(Entries from a dataset of interfaces)
═══

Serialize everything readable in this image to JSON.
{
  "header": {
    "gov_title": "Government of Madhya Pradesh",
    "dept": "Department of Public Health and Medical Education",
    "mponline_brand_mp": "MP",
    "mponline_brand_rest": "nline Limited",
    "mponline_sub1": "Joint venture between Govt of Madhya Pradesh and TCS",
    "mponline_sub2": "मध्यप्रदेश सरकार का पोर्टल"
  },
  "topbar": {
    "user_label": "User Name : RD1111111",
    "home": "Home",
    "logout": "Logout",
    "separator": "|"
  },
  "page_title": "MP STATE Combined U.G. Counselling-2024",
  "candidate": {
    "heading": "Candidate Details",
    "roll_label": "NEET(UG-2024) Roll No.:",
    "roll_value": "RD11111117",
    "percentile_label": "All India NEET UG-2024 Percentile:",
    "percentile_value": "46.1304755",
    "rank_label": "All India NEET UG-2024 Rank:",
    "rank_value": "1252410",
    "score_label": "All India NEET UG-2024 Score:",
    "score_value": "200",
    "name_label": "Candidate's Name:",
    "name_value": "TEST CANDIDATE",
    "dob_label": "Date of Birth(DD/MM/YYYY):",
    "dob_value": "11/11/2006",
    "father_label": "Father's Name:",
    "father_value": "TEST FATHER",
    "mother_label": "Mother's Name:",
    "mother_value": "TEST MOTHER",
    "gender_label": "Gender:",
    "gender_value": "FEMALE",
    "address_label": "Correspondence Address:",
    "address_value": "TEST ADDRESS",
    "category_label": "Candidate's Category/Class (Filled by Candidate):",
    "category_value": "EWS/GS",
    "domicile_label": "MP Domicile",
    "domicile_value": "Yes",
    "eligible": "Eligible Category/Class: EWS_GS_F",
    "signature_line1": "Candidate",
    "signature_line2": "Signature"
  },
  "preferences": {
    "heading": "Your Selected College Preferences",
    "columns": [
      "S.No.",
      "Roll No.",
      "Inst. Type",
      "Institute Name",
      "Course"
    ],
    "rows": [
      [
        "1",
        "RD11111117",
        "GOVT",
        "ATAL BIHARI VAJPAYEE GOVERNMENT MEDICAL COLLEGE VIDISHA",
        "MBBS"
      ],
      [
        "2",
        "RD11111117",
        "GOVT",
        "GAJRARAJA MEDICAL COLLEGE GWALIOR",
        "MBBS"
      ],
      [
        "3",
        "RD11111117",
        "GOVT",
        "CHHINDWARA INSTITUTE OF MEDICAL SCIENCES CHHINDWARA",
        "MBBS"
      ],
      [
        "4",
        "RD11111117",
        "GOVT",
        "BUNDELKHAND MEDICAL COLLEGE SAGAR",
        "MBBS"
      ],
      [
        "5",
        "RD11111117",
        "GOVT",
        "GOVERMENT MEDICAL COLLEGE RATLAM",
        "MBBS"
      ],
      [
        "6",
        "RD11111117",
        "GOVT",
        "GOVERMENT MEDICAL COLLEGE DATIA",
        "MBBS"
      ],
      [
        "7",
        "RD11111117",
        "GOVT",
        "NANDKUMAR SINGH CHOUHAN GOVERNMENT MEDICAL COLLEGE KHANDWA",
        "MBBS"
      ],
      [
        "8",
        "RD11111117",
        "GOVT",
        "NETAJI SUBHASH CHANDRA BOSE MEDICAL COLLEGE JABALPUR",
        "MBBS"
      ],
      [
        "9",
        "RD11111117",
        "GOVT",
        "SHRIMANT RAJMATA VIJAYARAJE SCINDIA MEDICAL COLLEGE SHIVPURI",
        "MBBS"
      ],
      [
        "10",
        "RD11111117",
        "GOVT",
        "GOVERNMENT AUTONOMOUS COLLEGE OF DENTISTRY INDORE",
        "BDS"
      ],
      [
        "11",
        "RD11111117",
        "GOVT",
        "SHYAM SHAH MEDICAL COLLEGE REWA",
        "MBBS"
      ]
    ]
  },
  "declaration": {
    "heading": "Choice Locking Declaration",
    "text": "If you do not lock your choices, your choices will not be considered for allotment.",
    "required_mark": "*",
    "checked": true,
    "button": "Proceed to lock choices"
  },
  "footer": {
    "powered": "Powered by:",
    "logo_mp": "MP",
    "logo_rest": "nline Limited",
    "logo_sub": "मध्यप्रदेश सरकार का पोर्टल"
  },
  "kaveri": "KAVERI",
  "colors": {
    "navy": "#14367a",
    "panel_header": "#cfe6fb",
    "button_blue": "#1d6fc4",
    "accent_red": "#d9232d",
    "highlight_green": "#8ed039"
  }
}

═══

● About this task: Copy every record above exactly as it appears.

● Task response:
Serialize everything readable in this image to JSON.
{
  "header": {
    "gov_title": "Government of Madhya Pradesh",
    "dept": "Department of Public Health and Medical Education",
    "mponline_brand_mp": "MP",
    "mponline_brand_rest": "nline Limited",
    "mponline_sub1": "Joint venture between Govt of Madhya Pradesh and TCS",
    "mponline_sub2": "मध्यप्रदेश सरकार का पोर्टल"
  },
  "topbar": {
    "user_label": "User Name : RD1111111",
    "home": "Home",
    "logout": "Logout",
    "separator": "|"
  },
  "page_title": "MP STATE Combined U.G. Counselling-2024",
  "candidate": {
    "heading": "Candidate Details",
    "roll_label": "NEET(UG-2024) Roll No.:",
    "roll_value": "RD11111117",
    "percentile_label": "All India NEET UG-2024 Percentile:",
    "percentile_value": "46.1304755",
    "rank_label": "All India NEET UG-2024 Rank:",
    "rank_value": "1252410",
    "score_label": "All India NEET UG-2024 Score:",
    "score_value": "200",
    "name_label": "Candidate's Name:",
    "name_value": "TEST CANDIDATE",
    "dob_label": "Date of Birth(DD/MM/YYYY):",
    "dob_value": "11/11/2006",
    "father_label": "Father's Name:",
    "father_value": "TEST FATHER",
    "mother_label": "Mother's Name:",
    "mother_value": "TEST MOTHER",
    "gender_label": "Gender:",
    "gender_value": "FEMALE",
    "address_label": "Correspondence Address:",
    "address_value": "TEST ADDRESS",
    "category_label": "Candidate's Category/Class (Filled by Candidate):",
    "category_value": "EWS/GS",
    "domicile_label": "MP Domicile",
    "domicile_value": "Yes",
    "eligible": "Eligible Category/Class: EWS_GS_F",
    "signature_line1": "Candidate",
    "signature_line2": "Signature"
  },
  "preferences": {
    "heading": "Your Selected College Preferences",
    "columns": [
      "S.No.",
      "Roll No.",
      "Inst. Type",
      "Institute Name",
      "Course"
    ],
    "rows": [
      [
        "1",
        "RD11111117",
        "GOVT",
        "ATAL BIHARI VAJPAYEE GOVERNMENT MEDICAL COLLEGE VIDISHA",
        "MBBS"
      ],
      [
        "2",
        "RD11111117",
        "GOVT",
        "GAJRARAJA MEDICAL COLLEGE GWALIOR",
        "MBBS"
      ],
      [
        "3",
        "RD11111117",
        "GOVT",
        "CHHINDWARA INSTITUTE OF MEDICAL SCIENCES CHHINDWARA",
        "MBBS"
      ],
      [
        "4",
        "RD11111117",
        "GOVT",
        "BUNDELKHAND MEDICAL COLLEGE SAGAR",
        "MBBS"
      ],
      [
        "5",
        "RD11111117",
        "GOVT",
        "GOVERMENT MEDICAL COLLEGE RATLAM",
        "MBBS"
      ],
      [
        "6",
        "RD11111117",
        "GOVT",
        "GOVERMENT MEDICAL COLLEGE DATIA",
        "MBBS"
      ],
      [
        "7",
        "RD11111117",
        "GOVT",
        "NANDKUMAR SINGH CHOUHAN GOVERNMENT MEDICAL COLLEGE KHANDWA",
        "MBBS"
      ],
      [
        "8",
        "RD11111117",
        "GOVT",
        "NETAJI SUBHASH CHANDRA BOSE MEDICAL COLLEGE JABALPUR",
        "MBBS"
      ],
      [
        "9",
        "RD11111117",
        "GOVT",
        "SHRIMANT RAJMATA VIJAYARAJE SCINDIA MEDICAL COLLEGE SHIVPURI",
        "MBBS"
      ],
      [
        "10",
        "RD11111117",
        "GOVT",
        "GOVERNMENT AUTONOMOUS COLLEGE OF DENTISTRY INDORE",
        "BDS"
      ],
      [
        "11",
        "RD11111117",
        "GOVT",
        "SHYAM SHAH MEDICAL COLLEGE REWA",
        "MBBS"
      ]
    ]
  },
  "declaration": {
    "heading": "Choice Locking Declaration",
    "text": "If you do not lock your choices, your choices will not be considered for allotment.",
    "required_mark": "*",
    "checked": true,
    "button": "Proceed to lock choices"
  },
  "footer": {
    "powered": "Powered by:",
    "logo_mp": "MP",
    "logo_rest": "nline Limited",
    "logo_sub": "मध्यप्रदेश सरकार का पोर्टल"
  },
  "kaveri": "KAVERI",
  "colors": {
    "navy": "#14367a",
    "panel_header": "#cfe6fb",
    "button_blue": "#1d6fc4",
    "accent_red": "#d9232d",
    "highlight_green": "#8ed039"
  }
}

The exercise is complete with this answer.